▶ _What the task requires_
Among the entries that follow, count the lines with the word "Script" and report the number by itself.

*** Input

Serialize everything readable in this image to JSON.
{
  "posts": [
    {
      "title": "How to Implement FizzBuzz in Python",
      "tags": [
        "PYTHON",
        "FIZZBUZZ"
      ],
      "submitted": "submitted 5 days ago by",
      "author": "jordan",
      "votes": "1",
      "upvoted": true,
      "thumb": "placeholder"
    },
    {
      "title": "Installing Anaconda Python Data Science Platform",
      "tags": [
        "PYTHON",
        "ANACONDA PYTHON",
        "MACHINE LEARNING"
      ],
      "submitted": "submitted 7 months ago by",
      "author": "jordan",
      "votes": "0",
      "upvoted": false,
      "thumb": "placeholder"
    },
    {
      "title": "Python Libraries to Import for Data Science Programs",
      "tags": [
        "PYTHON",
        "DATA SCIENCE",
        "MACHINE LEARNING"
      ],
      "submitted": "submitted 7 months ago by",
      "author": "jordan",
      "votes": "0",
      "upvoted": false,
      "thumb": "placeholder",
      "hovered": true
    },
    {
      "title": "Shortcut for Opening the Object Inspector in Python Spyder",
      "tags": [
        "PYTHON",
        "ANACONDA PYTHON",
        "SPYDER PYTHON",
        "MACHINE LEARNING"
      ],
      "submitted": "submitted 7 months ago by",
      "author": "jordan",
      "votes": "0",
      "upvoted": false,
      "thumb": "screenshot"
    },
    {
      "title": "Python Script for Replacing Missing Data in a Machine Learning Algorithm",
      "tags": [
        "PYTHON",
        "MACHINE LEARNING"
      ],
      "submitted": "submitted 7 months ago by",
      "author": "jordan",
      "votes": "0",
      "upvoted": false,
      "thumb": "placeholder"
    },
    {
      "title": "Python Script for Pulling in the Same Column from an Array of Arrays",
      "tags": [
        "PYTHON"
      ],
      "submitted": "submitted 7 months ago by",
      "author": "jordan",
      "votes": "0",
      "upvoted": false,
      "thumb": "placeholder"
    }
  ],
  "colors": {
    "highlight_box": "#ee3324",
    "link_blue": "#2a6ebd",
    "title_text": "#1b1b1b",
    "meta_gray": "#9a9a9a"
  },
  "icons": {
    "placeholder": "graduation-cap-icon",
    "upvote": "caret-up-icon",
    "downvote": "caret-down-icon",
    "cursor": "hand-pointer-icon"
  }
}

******
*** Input

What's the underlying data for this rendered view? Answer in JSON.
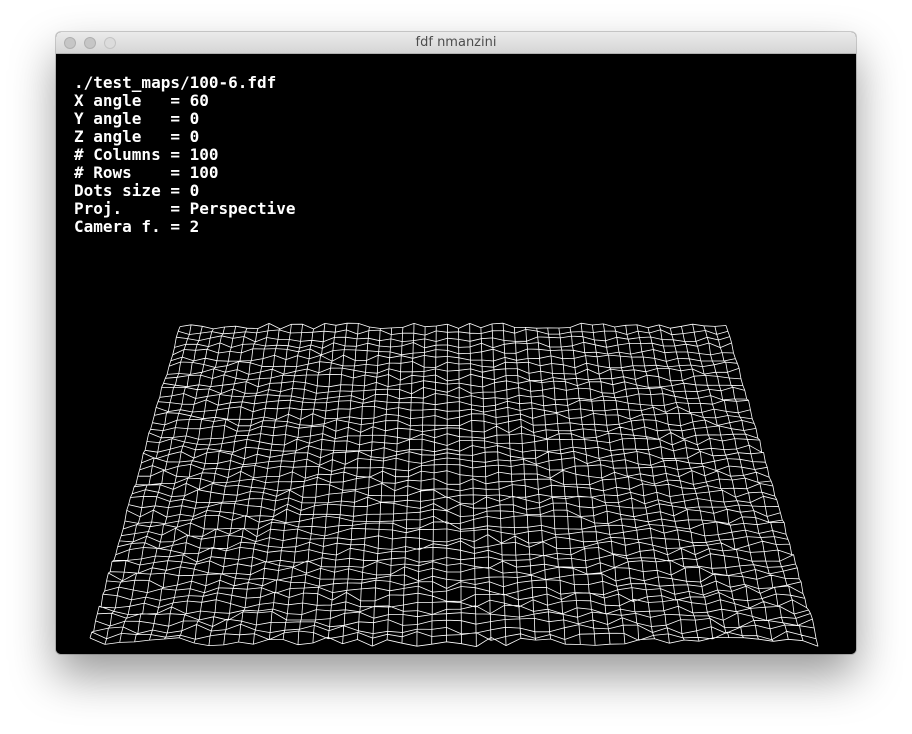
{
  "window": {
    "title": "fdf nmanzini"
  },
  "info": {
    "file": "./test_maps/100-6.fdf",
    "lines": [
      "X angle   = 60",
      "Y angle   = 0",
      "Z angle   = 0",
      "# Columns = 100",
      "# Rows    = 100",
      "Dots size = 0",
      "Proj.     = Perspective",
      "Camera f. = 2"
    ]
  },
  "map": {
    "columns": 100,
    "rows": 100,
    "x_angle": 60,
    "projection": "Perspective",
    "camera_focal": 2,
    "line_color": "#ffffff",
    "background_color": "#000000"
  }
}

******

▶ _Completed task_
2